Larry Bird, but Isiah Thomas, who signed with Cooper last spring,
is in the mix as well (though he may have to sell his interest in
the CBA). Thomas is also in line to succeed Don Nelson with the

Will the Warriors make a coaching switch? Garry St. Jean is
leaning toward limiting his duties to the front office, which
should open the door for assistant Dave Cowens. (He's not a
Cooper client, but St. Jean is.) Will the Wizards make a change
next season? Cooper called Michael Jordan last week to find out
for client Darrell Walker, the current coach. The Nets? Cooper
client Don Casey is probably gone, and New Jersey may bring in
Fratello. Meanwhile, say league sources, Celtics coach Rick
Pitino, who loves Stephon Marbury and has ties to Nets minority
owner George Steinbrenner through their horse racing interests,
has put out feelers about the New Jersey job. If Pitino leaves
the Celtics, they may consider Wayne Embry--yes, a Cooper guy--for
their G.M. position.

Line of the Week
'Zo Fine

Heat center Alonzo Mourning, April 6 versus the Hornets: 40
minutes, 12-21 FG, 2-4 FT, 26 points, 17 rebounds, 6 blocks, 2
steals. 'Zo padded his league lead in blocks in the 76-70 win,
which helped Miami keep its hold on second place in the East.

For the latest scores and stats, plus Phil Taylor's NBA mailbag,
go to

COLOR PHOTO: LOU CAPOZZOLA/NBA ENTERTAINMENT Though he took his share of lumps with the Bulls, Kukoc still has that championship drive.

COLOR PHOTO: MANNY MILLAN To help Seattle advance in the playoffs, Baker will be thinking fewer points, more defense.

Around The Rim

In late February and mid-March, Hornets guard Eddie Jones dropped
from 200 pounds to 180 due to heavy playing time and to insomnia,
for which he began taking medication. Concerned about their
All-Star's condition, Charlotte's coaches ordered him to drink
protein shakes and do extra weight training. At week's end Jones
was up to 194 pounds....

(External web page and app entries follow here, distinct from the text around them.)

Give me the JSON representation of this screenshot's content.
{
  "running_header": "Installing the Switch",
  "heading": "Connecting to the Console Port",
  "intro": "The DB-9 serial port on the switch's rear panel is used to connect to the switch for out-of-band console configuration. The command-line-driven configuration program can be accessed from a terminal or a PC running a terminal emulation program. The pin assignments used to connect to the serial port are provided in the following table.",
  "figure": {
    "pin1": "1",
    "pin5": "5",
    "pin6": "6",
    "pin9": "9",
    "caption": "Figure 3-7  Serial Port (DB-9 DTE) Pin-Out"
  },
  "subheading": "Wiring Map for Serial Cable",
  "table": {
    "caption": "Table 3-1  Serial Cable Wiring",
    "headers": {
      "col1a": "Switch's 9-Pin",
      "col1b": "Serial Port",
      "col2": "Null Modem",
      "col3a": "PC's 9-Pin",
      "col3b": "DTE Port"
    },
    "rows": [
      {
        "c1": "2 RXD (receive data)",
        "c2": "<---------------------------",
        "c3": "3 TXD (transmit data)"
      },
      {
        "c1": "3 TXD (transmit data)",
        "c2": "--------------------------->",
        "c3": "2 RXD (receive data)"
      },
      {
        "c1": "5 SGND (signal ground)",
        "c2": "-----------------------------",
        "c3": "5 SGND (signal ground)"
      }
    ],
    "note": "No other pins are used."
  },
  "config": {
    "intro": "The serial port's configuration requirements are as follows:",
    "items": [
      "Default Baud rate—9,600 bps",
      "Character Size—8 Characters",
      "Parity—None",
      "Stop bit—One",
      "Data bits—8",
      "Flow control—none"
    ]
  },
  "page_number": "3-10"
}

Celtics coach Rick Pitino told his players and the Boston media
last month that if Florida, coached by his protege Billy
Donovan, reached the NCAA final, he would miss practice on the
afternoon of April 3 so he could fly to Indianapolis and attend
the game that night. (Donovan's Gators lost the final to
Michigan State 89-76.) But while the Celtics were working out
without him in Boston, Pitino was at a hotel in Indy giving a
motivational speech to GTE executives--a talk that was scheduled
two months ago (whether Florida was in the final or not) and for
which he was paid $50,000, according to Washington Speakers
Bureau, Inc....

Before the tip-off last Thursday in Vancouver, Grizzlies coach
Lionel Hollins refused to take charge of his team unless his
salary was adjusted. Hollins, who was still receiving an
assistant's salary of around $250,000 despite having been
promoted on Dec. 16, had been told by the team's new ownership
that he would not get a raise. (Dick Versace is likely to
replace Hollins at season's end.) The coach's threat prompted
Grizzlies management to bump his salary to $600,000.

Instant Successes

With 64 wins through Sunday the Lakers had clinched home court
advantage throughout the playoffs, but they would have to win the
rest of their regular-season games for Phil Jackson to equal the
mark for most victories by a coach in his first year with a team.
Since 1950, these are the coaches who had the most success in
their inaugural season with a team.


Bill Sharman 1971-72 Lakers 69-13 (.841) Won championship
Phil Jackson 1999-00 Lakers 64-13 (.831) ???
K.C. Jones 1983-84 Celtics 62-20 (.756) Won championship
Paul Westphal 1992-93 Suns 62-20 (.756) Lost in Finals
Bill Fitch 1979-80 Celtics 61-21 (.744) Lost in conference